When I made the decision to finish this book before my birthday, I also decided not to use a lack of time as an excuse anymore.

Because not having enough time is a lame and un-special reason not to do the one thing that feeds my soul.

Everyone struggles with this. Don’t they? We all have work to do or work to find. We have clients to please and invoices to send and taxes to tally. We have rent and credit cards and oil changes and haircuts that need paying for. We have partners and spouses and girlfriends and boyfriends who want to hang out with us. We have brothers and sisters and aunts and grandpas that we’d love to catch up with. We have friends we adore that we don’t see often enough. We have laundry to finish and dishes to wash and groceries to shop for and dry cleaning to pick up.

The to-do list is never complete. I suspect it’s not just me. We’re all juggling, shifting one thing and then another, always out of breath, constantly striving to stay apace.

Some weeks it’s easier than others. Lately it hasn’t been easy at all. Clients and projects have sucked up double-digit hours each day, and I’m left feeling wiped out, creatively bare.
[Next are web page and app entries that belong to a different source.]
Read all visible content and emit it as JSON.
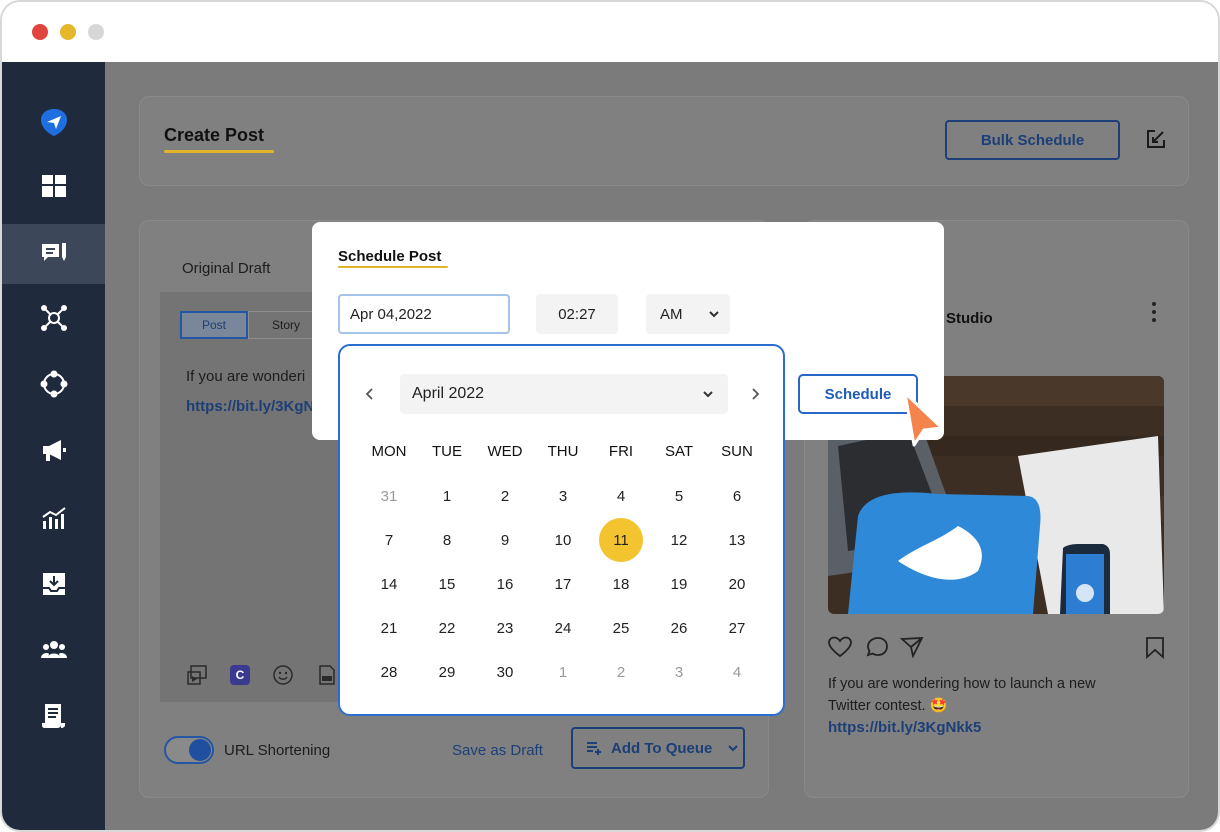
{
  "window": {
    "controls": [
      "close",
      "minimize",
      "maximize"
    ]
  },
  "sidebar": {
    "items": [
      {
        "icon": "paper-plane-logo-icon"
      },
      {
        "icon": "dashboard-icon"
      },
      {
        "icon": "posts-icon",
        "active": true
      },
      {
        "icon": "network-icon"
      },
      {
        "icon": "nodes-icon"
      },
      {
        "icon": "megaphone-icon"
      },
      {
        "icon": "analytics-icon"
      },
      {
        "icon": "inbox-icon"
      },
      {
        "icon": "team-icon"
      },
      {
        "icon": "document-icon"
      }
    ]
  },
  "header": {
    "title": "Create Post",
    "bulk_schedule": "Bulk Schedule"
  },
  "composer": {
    "tab_label": "Original Draft",
    "post_tab": "Post",
    "story_tab": "Story",
    "text": "If you are wonderi",
    "link": "https://bit.ly/3KgN",
    "url_shortening_label": "URL Shortening",
    "save_draft": "Save as Draft",
    "add_to_queue": "Add To Queue"
  },
  "preview": {
    "account_name": "Studio",
    "caption_line1": "If you are wondering how to launch a new",
    "caption_line2": "Twitter contest. 🤩",
    "link": "https://bit.ly/3KgNkk5"
  },
  "schedule_modal": {
    "title": "Schedule Post",
    "date_value": "Apr 04,2022",
    "time_value": "02:27",
    "ampm_value": "AM",
    "schedule_button": "Schedule"
  },
  "calendar": {
    "month_label": "April 2022",
    "weekdays": [
      "MON",
      "TUE",
      "WED",
      "THU",
      "FRI",
      "SAT",
      "SUN"
    ],
    "weeks": [
      [
        "31",
        "1",
        "2",
        "3",
        "4",
        "5",
        "6"
      ],
      [
        "7",
        "8",
        "9",
        "10",
        "11",
        "12",
        "13"
      ],
      [
        "14",
        "15",
        "16",
        "17",
        "18",
        "19",
        "20"
      ],
      [
        "21",
        "22",
        "23",
        "24",
        "25",
        "26",
        "27"
      ],
      [
        "28",
        "29",
        "30",
        "1",
        "2",
        "3",
        "4"
      ]
    ],
    "selected_day": "11",
    "accent_color": "#f4c430"
  }
}
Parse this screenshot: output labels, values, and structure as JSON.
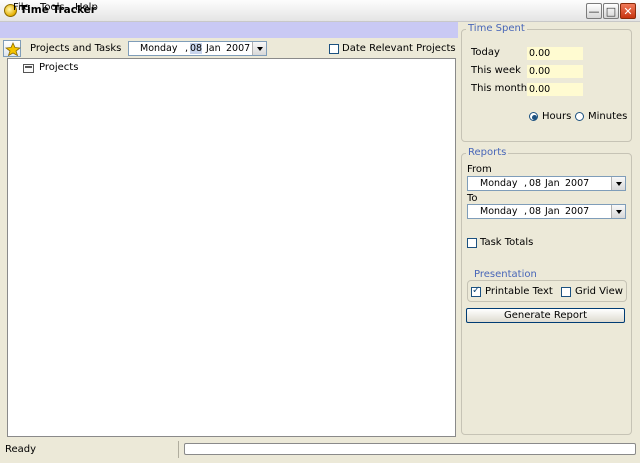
{
  "window": {
    "title": "Time Tracker"
  },
  "menu": {
    "file": "File",
    "tools": "Tools",
    "help": "Help"
  },
  "toolbar": {
    "label": "Projects and Tasks",
    "date": {
      "day": "Monday",
      "sep": ",",
      "dnum": "08",
      "month": "Jan",
      "year": "2007"
    },
    "relevant_label": "Date Relevant Projects",
    "relevant_checked": false
  },
  "tree": {
    "root": "Projects"
  },
  "time_spent": {
    "legend": "Time Spent",
    "rows": [
      {
        "label": "Today",
        "value": "0.00"
      },
      {
        "label": "This week",
        "value": "0.00"
      },
      {
        "label": "This month",
        "value": "0.00"
      }
    ],
    "hours_label": "Hours",
    "minutes_label": "Minutes",
    "selected_unit": "Hours"
  },
  "reports": {
    "legend": "Reports",
    "from_label": "From",
    "from": {
      "day": "Monday",
      "sep": ",",
      "dnum": "08",
      "month": "Jan",
      "year": "2007"
    },
    "to_label": "To",
    "to": {
      "day": "Monday",
      "sep": ",",
      "dnum": "08",
      "month": "Jan",
      "year": "2007"
    },
    "task_totals_label": "Task Totals",
    "task_totals_checked": false,
    "presentation": {
      "legend": "Presentation",
      "printable_label": "Printable Text",
      "printable_checked": true,
      "grid_label": "Grid View",
      "grid_checked": false
    },
    "generate_label": "Generate Report"
  },
  "status": {
    "text": "Ready"
  },
  "colors": {
    "menubar": "#c9c9f4",
    "legend": "#4866b8",
    "value_bg": "#fffbd1",
    "close": "#c73410"
  }
}
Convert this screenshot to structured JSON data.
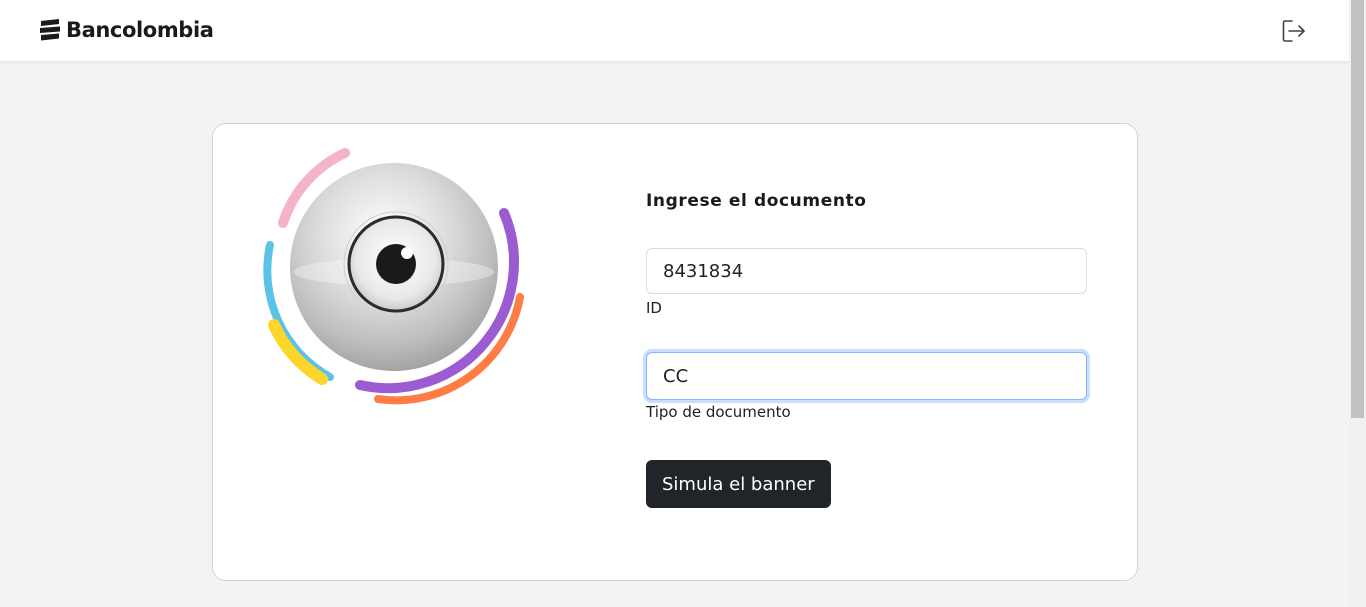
{
  "header": {
    "brand": "Bancolombia",
    "logout_icon": "logout-icon"
  },
  "illustration": {
    "icon": "eye-icon",
    "ring_colors": [
      "#f5b3cb",
      "#5bc4e6",
      "#fcd62b",
      "#9b5bd1",
      "#ff7c45"
    ]
  },
  "form": {
    "title": "Ingrese el documento",
    "id_value": "8431834",
    "id_label": "ID",
    "doc_type_value": "CC",
    "doc_type_label": "Tipo de documento",
    "submit_label": "Simula el banner"
  },
  "colors": {
    "background": "#f3f3f3",
    "button": "#212529",
    "focus_border": "#86b7fe"
  }
}
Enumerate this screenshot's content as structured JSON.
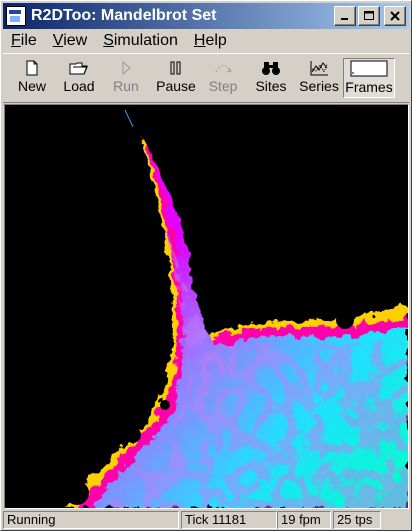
{
  "window": {
    "title": "R2DToo: Mandelbrot Set"
  },
  "title_buttons": {
    "minimize": "minimize-icon",
    "maximize": "maximize-icon",
    "close": "close-icon"
  },
  "menu": {
    "file": {
      "accel": "F",
      "rest": "ile"
    },
    "view": {
      "accel": "V",
      "rest": "iew"
    },
    "simulation": {
      "accel": "S",
      "rest": "imulation"
    },
    "help": {
      "accel": "H",
      "rest": "elp"
    }
  },
  "toolbar": {
    "new": {
      "label": "New",
      "icon": "new-document-icon"
    },
    "load": {
      "label": "Load",
      "icon": "open-folder-icon"
    },
    "run": {
      "label": "Run",
      "icon": "play-icon",
      "disabled": true
    },
    "pause": {
      "label": "Pause",
      "icon": "pause-icon"
    },
    "step": {
      "label": "Step",
      "icon": "step-icon",
      "disabled": true
    },
    "sites": {
      "label": "Sites",
      "icon": "binoculars-icon"
    },
    "series": {
      "label": "Series",
      "icon": "chart-icon"
    },
    "frames": {
      "label": "Frames",
      "icon": "frames-icon",
      "pressed": true
    }
  },
  "canvas": {
    "content": "Mandelbrot set fractal view"
  },
  "status": {
    "state": "Running",
    "tick": "Tick 11181",
    "fpm": "19 fpm",
    "tps": "25 tps"
  },
  "colors": {
    "title_start": "#0a246a",
    "title_end": "#a6caf0",
    "chrome": "#d4d0c8"
  }
}
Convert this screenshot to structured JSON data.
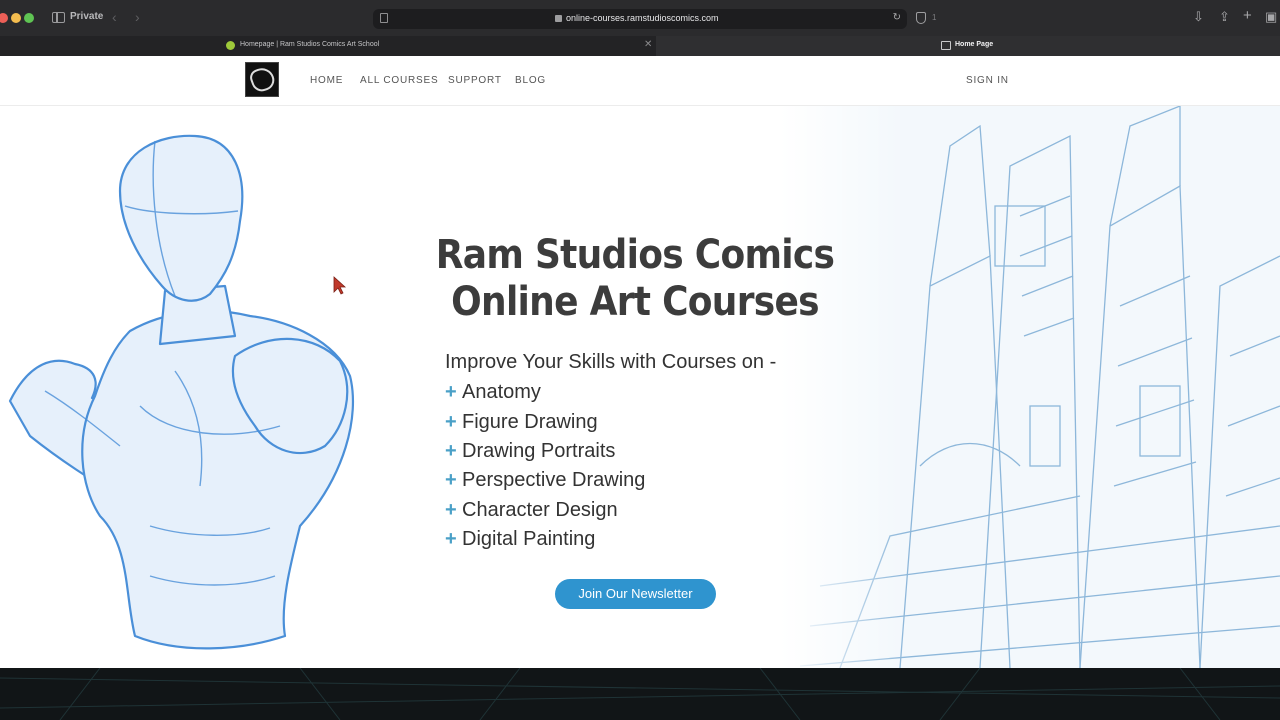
{
  "browser": {
    "private_label": "Private",
    "url": "online-courses.ramstudioscomics.com",
    "shield_count": "1",
    "tabs": [
      {
        "title": "Homepage | Ram Studios Comics Art School"
      },
      {
        "title": "Home Page"
      }
    ]
  },
  "header": {
    "nav": [
      "HOME",
      "ALL COURSES",
      "SUPPORT",
      "BLOG"
    ],
    "signin": "SIGN IN"
  },
  "hero": {
    "title_line1": "Ram Studios Comics",
    "title_line2": "Online Art Courses",
    "subtitle": "Improve Your Skills with Courses on -",
    "courses": [
      "Anatomy",
      "Figure Drawing",
      "Drawing Portraits",
      "Perspective Drawing",
      "Character Design",
      "Digital Painting"
    ],
    "button": "Join Our Newsletter"
  },
  "colors": {
    "accent": "#2f94cf",
    "plus": "#4aa0c7",
    "sketch_blue": "#4a8fd8"
  }
}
But there it is, waiting: the story that needs to be told.

So this is what I do on weeks like this: I make frameworks. I build scaffolding. I tell myself it’s okay if I don’t produce beautiful, praise-worthy prose in the scraps of time I have left. There is much I can do with what I have, even in the dregs of the busy days.

I imagine a builder standing on a foundation. Studying blueprints and measuring beams. Marking the spots where the doors will go. Noting the places where wires will be threaded through. Making scaffolding to lean against one section while working on another, the temporary framework that will be removed once the permanent structure is in place.

I start by outlining my next section. From the outline, I start building out the scene. It’s rough stuff – nothing pretty about it. Streams of consciousness. Incomplete sentences. Paragraphs that cut off suddenly. Things like: “Next she says something about radishes” or “Observation about the faultiness of memory here.”

It’s my version of scaffolding, something I can hang on to now, and that I’ll eventually replace with startling, poetic, soaring… Oh, there I go daydreaming again.

Point is: It’s all important. It all matters.

I have enough time, even when I don’t.